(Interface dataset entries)
===============

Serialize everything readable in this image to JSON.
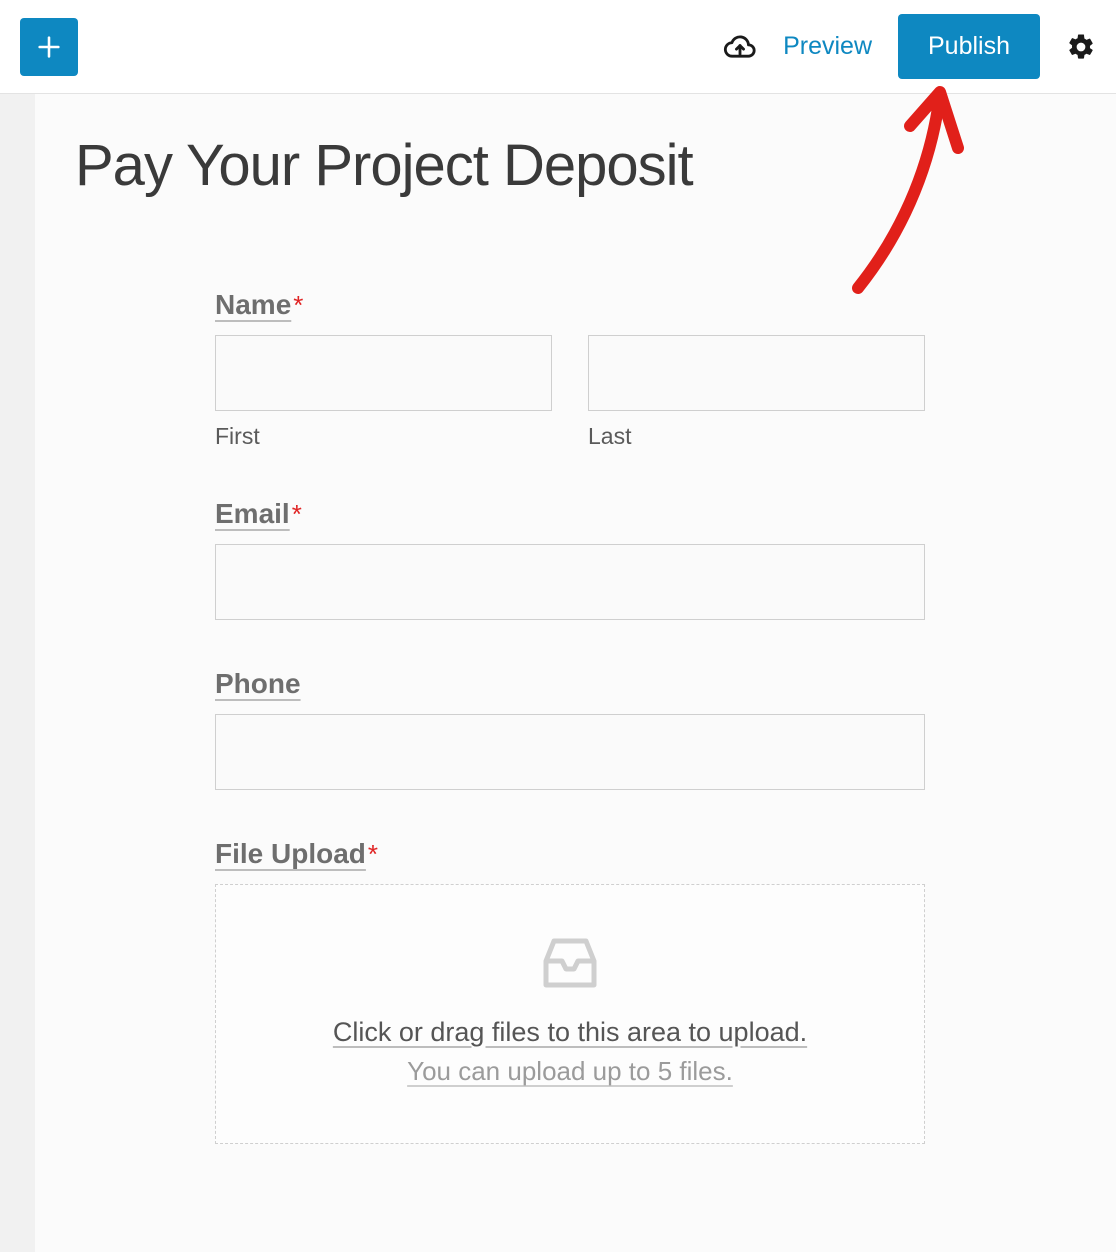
{
  "topbar": {
    "preview_label": "Preview",
    "publish_label": "Publish"
  },
  "page": {
    "title": "Pay Your Project Deposit"
  },
  "form": {
    "name": {
      "label": "Name",
      "required": true,
      "first_sublabel": "First",
      "last_sublabel": "Last"
    },
    "email": {
      "label": "Email",
      "required": true
    },
    "phone": {
      "label": "Phone",
      "required": false
    },
    "file_upload": {
      "label": "File Upload",
      "required": true,
      "dropzone_main": "Click or drag files to this area to upload.",
      "dropzone_sub": "You can upload up to 5 files."
    }
  }
}
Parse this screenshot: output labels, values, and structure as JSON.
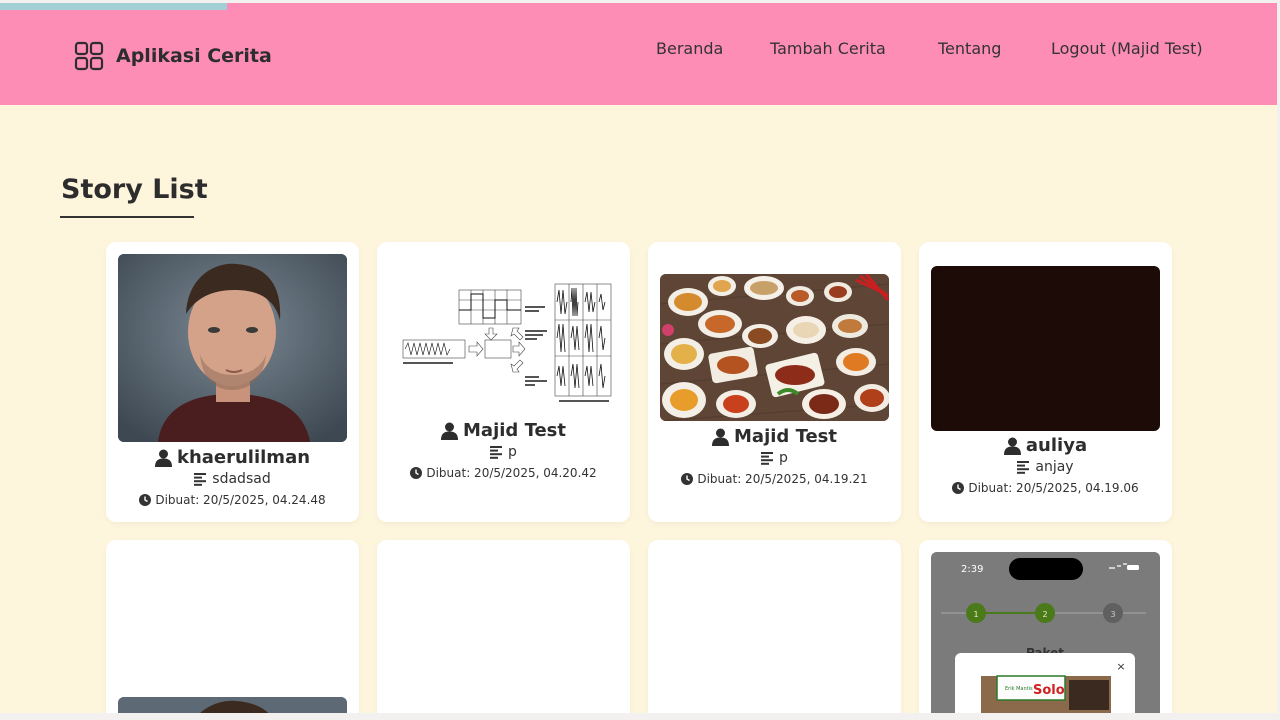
{
  "app": {
    "title": "Aplikasi Cerita",
    "icon": "grid-icon"
  },
  "nav": {
    "items": [
      {
        "label": "Beranda"
      },
      {
        "label": "Tambah Cerita"
      },
      {
        "label": "Tentang"
      },
      {
        "label": "Logout (Majid Test)"
      }
    ]
  },
  "colors": {
    "header": "#fd8db5",
    "background": "#fdf5dc",
    "progress": "#a3cfd7",
    "card": "#ffffff"
  },
  "page": {
    "title": "Story List"
  },
  "stories": [
    {
      "author": "khaerulilman",
      "description": "sdadsad",
      "created": "Dibuat: 20/5/2025, 04.24.48",
      "image": "portrait-photo"
    },
    {
      "author": "Majid Test",
      "description": "p",
      "created": "Dibuat: 20/5/2025, 04.20.42",
      "image": "modulation-diagram"
    },
    {
      "author": "Majid Test",
      "description": "p",
      "created": "Dibuat: 20/5/2025, 04.19.21",
      "image": "food-table-photo"
    },
    {
      "author": "auliya",
      "description": "anjay",
      "created": "Dibuat: 20/5/2025, 04.19.06",
      "image": "dark-photo"
    }
  ],
  "second_row": {
    "phone_time": "2:39",
    "steps": [
      "1",
      "2",
      "3"
    ],
    "heading": "Paket",
    "close": "×",
    "sign_small": "Erik Mantis",
    "sign_big": "Solo"
  }
}
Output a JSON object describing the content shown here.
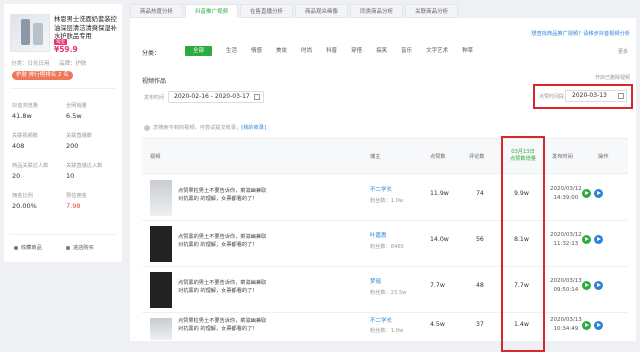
{
  "product": {
    "title": "林恩男士洗面奶套装控油深层清洁清爽保湿补水护肤品专用",
    "price_tag": "淘宝",
    "price": "¥59.9",
    "meta_left": "分类：日化日用",
    "meta_right": "品牌：护肤",
    "rank_badge": "护肤 排行榜排名 2 名",
    "stats": [
      {
        "label": "抖音浏览量",
        "value": "41.8w"
      },
      {
        "label": "全网销量",
        "value": "6.5w"
      },
      {
        "label": "关联视频数",
        "value": "408"
      },
      {
        "label": "关联直播数",
        "value": "200"
      },
      {
        "label": "商品关联达人数",
        "value": "20"
      },
      {
        "label": "关联直播达人数",
        "value": "10"
      },
      {
        "label": "佣金比例",
        "value": "20.00%"
      },
      {
        "label": "预估佣金",
        "value": "7.98"
      }
    ],
    "btn_collect": "收藏商品",
    "btn_shop": "进店购买"
  },
  "tabs": [
    "商品热度分析",
    "抖音推广视频",
    "在售直播分析",
    "商品观众画像",
    "同类商品分析",
    "关联商品分析"
  ],
  "active_tab": 1,
  "help_link": "想查找商品推广视频？请移步抖音视频分析",
  "categories": {
    "label": "分类：",
    "items": [
      "全部",
      "生活",
      "情感",
      "美妆",
      "时尚",
      "科普",
      "穿搭",
      "搞笑",
      "音乐",
      "文字艺术",
      "种草"
    ],
    "more": "更多"
  },
  "section": {
    "title": "视频作品",
    "checkbox_text": "开启已删除视频",
    "date_label": "发布时间",
    "date_range": "2020-02-16 - 2020-03-17",
    "date2_label": "点赞时间段",
    "date2_value": "2020-03-13",
    "tip_text": "您搜索不到的视频，可尝试提交收录，",
    "tip_link": "[我的收录]"
  },
  "table": {
    "headers": {
      "video": "视频",
      "author": "博主",
      "likes": "点赞数",
      "comments": "评论数",
      "daily_top": "03月13日",
      "daily_bottom": "点赞数增量",
      "pub": "发布时间",
      "op": "操作"
    },
    "rows": [
      {
        "caption": "点赞果粒男土不要告诉你，菜滋幽兼取对抗黑的 的理解，女票都看的了！",
        "author": "不二学长",
        "fans": "粉丝数：1.0w",
        "likes": "11.9w",
        "comments": "74",
        "daily": "9.9w",
        "pub_date": "2020/03/12",
        "pub_time": "14:39:00"
      },
      {
        "caption": "点赞黑的男土不要告诉你，菜滋幽兼取对抗黑的 的理解，女票都看的了！",
        "author": "叶嘉惠",
        "fans": "粉丝数：6465",
        "likes": "14.0w",
        "comments": "56",
        "daily": "8.1w",
        "pub_date": "2020/03/12",
        "pub_time": "11:32:13"
      },
      {
        "caption": "点赞黑的男土不要告诉你，菜滋幽兼取对抗黑的 的理解，女票都看的了！",
        "author": "梦瑶",
        "fans": "粉丝数：23.5w",
        "likes": "7.7w",
        "comments": "48",
        "daily": "7.7w",
        "pub_date": "2020/03/13",
        "pub_time": "09:50:14"
      },
      {
        "caption": "点赞果粒男土不要告诉你，菜滋幽兼取对抗黑的 的理解，女票都看的了！",
        "author": "不二学长",
        "fans": "粉丝数：1.0w",
        "likes": "4.5w",
        "comments": "37",
        "daily": "1.4w",
        "pub_date": "2020/03/13",
        "pub_time": "10:34:49"
      }
    ]
  }
}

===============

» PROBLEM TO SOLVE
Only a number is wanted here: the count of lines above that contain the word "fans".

» TASK SOLUTION
4